**What you should do**
Exact reproduction required: print each line of the material below.

Start of Block

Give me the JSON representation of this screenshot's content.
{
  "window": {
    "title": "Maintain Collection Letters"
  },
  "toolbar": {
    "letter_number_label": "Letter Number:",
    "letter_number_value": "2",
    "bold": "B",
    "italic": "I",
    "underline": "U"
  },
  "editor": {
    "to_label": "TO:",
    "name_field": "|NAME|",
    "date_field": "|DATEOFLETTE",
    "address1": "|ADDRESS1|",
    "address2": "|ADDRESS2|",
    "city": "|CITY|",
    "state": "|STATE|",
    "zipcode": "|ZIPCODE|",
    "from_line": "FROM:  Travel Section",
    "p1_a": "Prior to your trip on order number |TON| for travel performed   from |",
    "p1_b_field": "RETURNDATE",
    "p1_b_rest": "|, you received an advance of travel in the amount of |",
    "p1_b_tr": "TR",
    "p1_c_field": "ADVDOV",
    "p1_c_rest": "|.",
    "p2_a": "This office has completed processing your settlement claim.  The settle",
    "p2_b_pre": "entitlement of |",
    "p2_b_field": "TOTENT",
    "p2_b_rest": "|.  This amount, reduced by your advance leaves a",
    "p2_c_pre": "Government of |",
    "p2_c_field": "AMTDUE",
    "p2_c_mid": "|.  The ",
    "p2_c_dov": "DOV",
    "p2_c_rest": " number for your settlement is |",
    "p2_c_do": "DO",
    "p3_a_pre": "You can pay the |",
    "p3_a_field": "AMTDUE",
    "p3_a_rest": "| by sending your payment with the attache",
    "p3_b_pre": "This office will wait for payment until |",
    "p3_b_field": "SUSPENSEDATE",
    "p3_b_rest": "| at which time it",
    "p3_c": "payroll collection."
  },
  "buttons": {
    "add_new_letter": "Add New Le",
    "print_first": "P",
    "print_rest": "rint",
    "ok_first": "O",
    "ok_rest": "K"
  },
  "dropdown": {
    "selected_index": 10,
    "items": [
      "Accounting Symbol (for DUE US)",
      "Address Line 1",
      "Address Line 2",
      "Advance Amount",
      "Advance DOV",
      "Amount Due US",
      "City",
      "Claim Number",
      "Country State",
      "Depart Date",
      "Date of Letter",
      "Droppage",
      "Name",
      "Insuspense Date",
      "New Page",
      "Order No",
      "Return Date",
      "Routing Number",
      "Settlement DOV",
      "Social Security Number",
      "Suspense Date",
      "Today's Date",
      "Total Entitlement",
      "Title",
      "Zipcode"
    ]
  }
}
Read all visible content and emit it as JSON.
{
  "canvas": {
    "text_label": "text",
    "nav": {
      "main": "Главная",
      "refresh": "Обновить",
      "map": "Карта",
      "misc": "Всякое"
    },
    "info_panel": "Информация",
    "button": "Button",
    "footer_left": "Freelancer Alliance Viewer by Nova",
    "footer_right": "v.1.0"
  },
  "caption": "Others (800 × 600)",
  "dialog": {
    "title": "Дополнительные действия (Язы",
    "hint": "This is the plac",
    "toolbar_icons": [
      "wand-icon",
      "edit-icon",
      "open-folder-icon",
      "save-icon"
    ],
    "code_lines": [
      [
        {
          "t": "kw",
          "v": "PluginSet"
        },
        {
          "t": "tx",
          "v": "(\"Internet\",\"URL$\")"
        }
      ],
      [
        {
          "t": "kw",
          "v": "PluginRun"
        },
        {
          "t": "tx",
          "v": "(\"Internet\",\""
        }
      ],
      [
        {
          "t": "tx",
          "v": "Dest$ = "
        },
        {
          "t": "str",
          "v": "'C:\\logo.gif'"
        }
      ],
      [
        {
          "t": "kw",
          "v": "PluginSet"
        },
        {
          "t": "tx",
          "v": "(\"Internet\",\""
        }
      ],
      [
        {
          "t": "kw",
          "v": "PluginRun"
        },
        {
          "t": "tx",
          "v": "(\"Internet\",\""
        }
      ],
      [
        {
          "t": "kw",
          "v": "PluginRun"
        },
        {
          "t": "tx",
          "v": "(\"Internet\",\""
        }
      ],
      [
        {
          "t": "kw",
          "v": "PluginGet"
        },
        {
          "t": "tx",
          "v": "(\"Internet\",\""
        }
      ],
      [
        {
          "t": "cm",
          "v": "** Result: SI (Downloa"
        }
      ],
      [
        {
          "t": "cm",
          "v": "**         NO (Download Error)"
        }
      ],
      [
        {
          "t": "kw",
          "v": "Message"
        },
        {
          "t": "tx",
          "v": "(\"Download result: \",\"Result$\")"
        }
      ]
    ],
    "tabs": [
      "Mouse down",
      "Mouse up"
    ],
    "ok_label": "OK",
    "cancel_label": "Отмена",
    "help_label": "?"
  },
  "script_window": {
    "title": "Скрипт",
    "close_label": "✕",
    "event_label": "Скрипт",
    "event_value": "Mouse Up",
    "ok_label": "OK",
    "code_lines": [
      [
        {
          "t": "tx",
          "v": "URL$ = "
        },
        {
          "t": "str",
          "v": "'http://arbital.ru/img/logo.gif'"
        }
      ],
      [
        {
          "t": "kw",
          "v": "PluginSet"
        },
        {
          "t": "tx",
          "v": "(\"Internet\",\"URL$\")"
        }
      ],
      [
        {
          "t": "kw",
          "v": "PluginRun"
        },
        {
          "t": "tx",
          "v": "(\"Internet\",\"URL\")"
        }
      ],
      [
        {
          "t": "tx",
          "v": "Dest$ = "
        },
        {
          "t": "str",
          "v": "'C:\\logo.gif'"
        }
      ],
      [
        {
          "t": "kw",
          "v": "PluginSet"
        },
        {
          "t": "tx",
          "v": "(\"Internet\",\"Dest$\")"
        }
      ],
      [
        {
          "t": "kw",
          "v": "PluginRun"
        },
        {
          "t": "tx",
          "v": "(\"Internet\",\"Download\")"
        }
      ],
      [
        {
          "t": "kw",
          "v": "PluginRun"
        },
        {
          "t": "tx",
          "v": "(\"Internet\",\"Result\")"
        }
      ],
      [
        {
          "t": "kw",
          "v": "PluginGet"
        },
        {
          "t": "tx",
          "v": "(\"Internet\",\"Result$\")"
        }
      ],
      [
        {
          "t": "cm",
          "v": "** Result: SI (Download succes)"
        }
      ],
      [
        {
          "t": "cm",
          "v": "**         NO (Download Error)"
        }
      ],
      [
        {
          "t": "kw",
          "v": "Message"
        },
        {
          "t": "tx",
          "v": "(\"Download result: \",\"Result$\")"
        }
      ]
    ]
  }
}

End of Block

**Solution to this problem**
Give me the JSON representation of this screenshot's content.
{
  "window": {
    "title": "Maintain Collection Letters"
  },
  "toolbar": {
    "letter_number_label": "Letter Number:",
    "letter_number_value": "2",
    "bold": "B",
    "italic": "I",
    "underline": "U"
  },
  "editor": {
    "to_label": "TO:",
    "name_field": "|NAME|",
    "date_field": "|DATEOFLETTE",
    "address1": "|ADDRESS1|",
    "address2": "|ADDRESS2|",
    "city": "|CITY|",
    "state": "|STATE|",
    "zipcode": "|ZIPCODE|",
    "from_line": "FROM:  Travel Section",
    "p1_a": "Prior to your trip on order number |TON| for travel performed   from |",
    "p1_b_field": "RETURNDATE",
    "p1_b_rest": "|, you received an advance of travel in the amount of |",
    "p1_b_tr": "TR",
    "p1_c_field": "ADVDOV",
    "p1_c_rest": "|.",
    "p2_a": "This office has completed processing your settlement claim.  The settle",
    "p2_b_pre": "entitlement of |",
    "p2_b_field": "TOTENT",
    "p2_b_rest": "|.  This amount, reduced by your advance leaves a",
    "p2_c_pre": "Government of |",
    "p2_c_field": "AMTDUE",
    "p2_c_mid": "|.  The ",
    "p2_c_dov": "DOV",
    "p2_c_rest": " number for your settlement is |",
    "p2_c_do": "DO",
    "p3_a_pre": "You can pay the |",
    "p3_a_field": "AMTDUE",
    "p3_a_rest": "| by sending your payment with the attache",
    "p3_b_pre": "This office will wait for payment until |",
    "p3_b_field": "SUSPENSEDATE",
    "p3_b_rest": "| at which time it",
    "p3_c": "payroll collection."
  },
  "buttons": {
    "add_new_letter": "Add New Le",
    "print_first": "P",
    "print_rest": "rint",
    "ok_first": "O",
    "ok_rest": "K"
  },
  "dropdown": {
    "selected_index": 10,
    "items": [
      "Accounting Symbol (for DUE US)",
      "Address Line 1",
      "Address Line 2",
      "Advance Amount",
      "Advance DOV",
      "Amount Due US",
      "City",
      "Claim Number",
      "Country State",
      "Depart Date",
      "Date of Letter",
      "Droppage",
      "Name",
      "Insuspense Date",
      "New Page",
      "Order No",
      "Return Date",
      "Routing Number",
      "Settlement DOV",
      "Social Security Number",
      "Suspense Date",
      "Today's Date",
      "Total Entitlement",
      "Title",
      "Zipcode"
    ]
  }
}
Read all visible content and emit it as JSON.
{
  "canvas": {
    "text_label": "text",
    "nav": {
      "main": "Главная",
      "refresh": "Обновить",
      "map": "Карта",
      "misc": "Всякое"
    },
    "info_panel": "Информация",
    "button": "Button",
    "footer_left": "Freelancer Alliance Viewer by Nova",
    "footer_right": "v.1.0"
  },
  "caption": "Others (800 × 600)",
  "dialog": {
    "title": "Дополнительные действия (Язы",
    "hint": "This is the plac",
    "toolbar_icons": [
      "wand-icon",
      "edit-icon",
      "open-folder-icon",
      "save-icon"
    ],
    "code_lines": [
      [
        {
          "t": "kw",
          "v": "PluginSet"
        },
        {
          "t": "tx",
          "v": "(\"Internet\",\"URL$\")"
        }
      ],
      [
        {
          "t": "kw",
          "v": "PluginRun"
        },
        {
          "t": "tx",
          "v": "(\"Internet\",\""
        }
      ],
      [
        {
          "t": "tx",
          "v": "Dest$ = "
        },
        {
          "t": "str",
          "v": "'C:\\logo.gif'"
        }
      ],
      [
        {
          "t": "kw",
          "v": "PluginSet"
        },
        {
          "t": "tx",
          "v": "(\"Internet\",\""
        }
      ],
      [
        {
          "t": "kw",
          "v": "PluginRun"
        },
        {
          "t": "tx",
          "v": "(\"Internet\",\""
        }
      ],
      [
        {
          "t": "kw",
          "v": "PluginRun"
        },
        {
          "t": "tx",
          "v": "(\"Internet\",\""
        }
      ],
      [
        {
          "t": "kw",
          "v": "PluginGet"
        },
        {
          "t": "tx",
          "v": "(\"Internet\",\""
        }
      ],
      [
        {
          "t": "cm",
          "v": "** Result: SI (Downloa"
        }
      ],
      [
        {
          "t": "cm",
          "v": "**         NO (Download Error)"
        }
      ],
      [
        {
          "t": "kw",
          "v": "Message"
        },
        {
          "t": "tx",
          "v": "(\"Download result: \",\"Result$\")"
        }
      ]
    ],
    "tabs": [
      "Mouse down",
      "Mouse up"
    ],
    "ok_label": "OK",
    "cancel_label": "Отмена",
    "help_label": "?"
  },
  "script_window": {
    "title": "Скрипт",
    "close_label": "✕",
    "event_label": "Скрипт",
    "event_value": "Mouse Up",
    "ok_label": "OK",
    "code_lines": [
      [
        {
          "t": "tx",
          "v": "URL$ = "
        },
        {
          "t": "str",
          "v": "'http://arbital.ru/img/logo.gif'"
        }
      ],
      [
        {
          "t": "kw",
          "v": "PluginSet"
        },
        {
          "t": "tx",
          "v": "(\"Internet\",\"URL$\")"
        }
      ],
      [
        {
          "t": "kw",
          "v": "PluginRun"
        },
        {
          "t": "tx",
          "v": "(\"Internet\",\"URL\")"
        }
      ],
      [
        {
          "t": "tx",
          "v": "Dest$ = "
        },
        {
          "t": "str",
          "v": "'C:\\logo.gif'"
        }
      ],
      [
        {
          "t": "kw",
          "v": "PluginSet"
        },
        {
          "t": "tx",
          "v": "(\"Internet\",\"Dest$\")"
        }
      ],
      [
        {
          "t": "kw",
          "v": "PluginRun"
        },
        {
          "t": "tx",
          "v": "(\"Internet\",\"Download\")"
        }
      ],
      [
        {
          "t": "kw",
          "v": "PluginRun"
        },
        {
          "t": "tx",
          "v": "(\"Internet\",\"Result\")"
        }
      ],
      [
        {
          "t": "kw",
          "v": "PluginGet"
        },
        {
          "t": "tx",
          "v": "(\"Internet\",\"Result$\")"
        }
      ],
      [
        {
          "t": "cm",
          "v": "** Result: SI (Download succes)"
        }
      ],
      [
        {
          "t": "cm",
          "v": "**         NO (Download Error)"
        }
      ],
      [
        {
          "t": "kw",
          "v": "Message"
        },
        {
          "t": "tx",
          "v": "(\"Download result: \",\"Result$\")"
        }
      ]
    ]
  }
}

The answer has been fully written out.